> [Material to process]:

•••••

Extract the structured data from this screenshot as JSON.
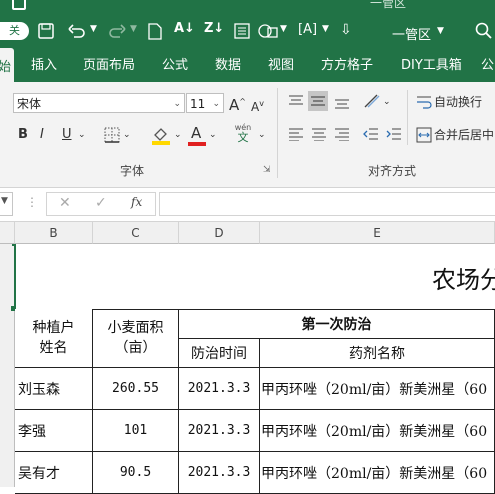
{
  "titlebar": {
    "app_name": "一管区",
    "autosave_label": "关"
  },
  "tabs": [
    "始",
    "插入",
    "页面布局",
    "公式",
    "数据",
    "视图",
    "方方格子",
    "DIY工具箱",
    "公"
  ],
  "ribbon": {
    "font_name": "宋体",
    "font_size": "11",
    "grow_font": "A",
    "shrink_font": "A",
    "bold": "B",
    "italic": "I",
    "underline": "U",
    "font_color_letter": "A",
    "phonetic_top": "wén",
    "phonetic_bottom": "文",
    "font_group_label": "字体",
    "wrap_text_label": "自动换行",
    "merge_center_label": "合并后居中",
    "alignment_group_label": "对齐方式",
    "accent_colors": {
      "fill": "#ffd800",
      "font": "#e02020",
      "green": "#217346"
    }
  },
  "formula_bar": {
    "cancel": "✕",
    "enter": "✓",
    "fx": "fx",
    "formula": ""
  },
  "columns": [
    "B",
    "C",
    "D",
    "E"
  ],
  "sheet": {
    "title_fragment": "农场分",
    "header_grower": "种植户\n姓名",
    "header_area": "小麦面积\n（亩）",
    "header_first_control": "第一次防治",
    "header_time": "防治时间",
    "header_agent": "药剂名称",
    "rows": [
      {
        "name": "刘玉森",
        "area": "260.55",
        "date": "2021.3.3",
        "agent": "甲丙环唑（20ml/亩）新美洲星（60"
      },
      {
        "name": "李强",
        "area": "101",
        "date": "2021.3.3",
        "agent": "甲丙环唑（20ml/亩）新美洲星（60"
      },
      {
        "name": "吴有才",
        "area": "90.5",
        "date": "2021.3.3",
        "agent": "甲丙环唑（20ml/亩）新美洲星（60"
      }
    ]
  }
}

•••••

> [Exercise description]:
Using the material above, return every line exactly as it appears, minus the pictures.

> [Expected answer]:
Extract the structured data from this screenshot as JSON.
{
  "titlebar": {
    "app_name": "一管区",
    "autosave_label": "关"
  },
  "tabs": [
    "始",
    "插入",
    "页面布局",
    "公式",
    "数据",
    "视图",
    "方方格子",
    "DIY工具箱",
    "公"
  ],
  "ribbon": {
    "font_name": "宋体",
    "font_size": "11",
    "grow_font": "A",
    "shrink_font": "A",
    "bold": "B",
    "italic": "I",
    "underline": "U",
    "font_color_letter": "A",
    "phonetic_top": "wén",
    "phonetic_bottom": "文",
    "font_group_label": "字体",
    "wrap_text_label": "自动换行",
    "merge_center_label": "合并后居中",
    "alignment_group_label": "对齐方式",
    "accent_colors": {
      "fill": "#ffd800",
      "font": "#e02020",
      "green": "#217346"
    }
  },
  "formula_bar": {
    "cancel": "✕",
    "enter": "✓",
    "fx": "fx",
    "formula": ""
  },
  "columns": [
    "B",
    "C",
    "D",
    "E"
  ],
  "sheet": {
    "title_fragment": "农场分",
    "header_grower": "种植户\n姓名",
    "header_area": "小麦面积\n（亩）",
    "header_first_control": "第一次防治",
    "header_time": "防治时间",
    "header_agent": "药剂名称",
    "rows": [
      {
        "name": "刘玉森",
        "area": "260.55",
        "date": "2021.3.3",
        "agent": "甲丙环唑（20ml/亩）新美洲星（60"
      },
      {
        "name": "李强",
        "area": "101",
        "date": "2021.3.3",
        "agent": "甲丙环唑（20ml/亩）新美洲星（60"
      },
      {
        "name": "吴有才",
        "area": "90.5",
        "date": "2021.3.3",
        "agent": "甲丙环唑（20ml/亩）新美洲星（60"
      }
    ]
  }
}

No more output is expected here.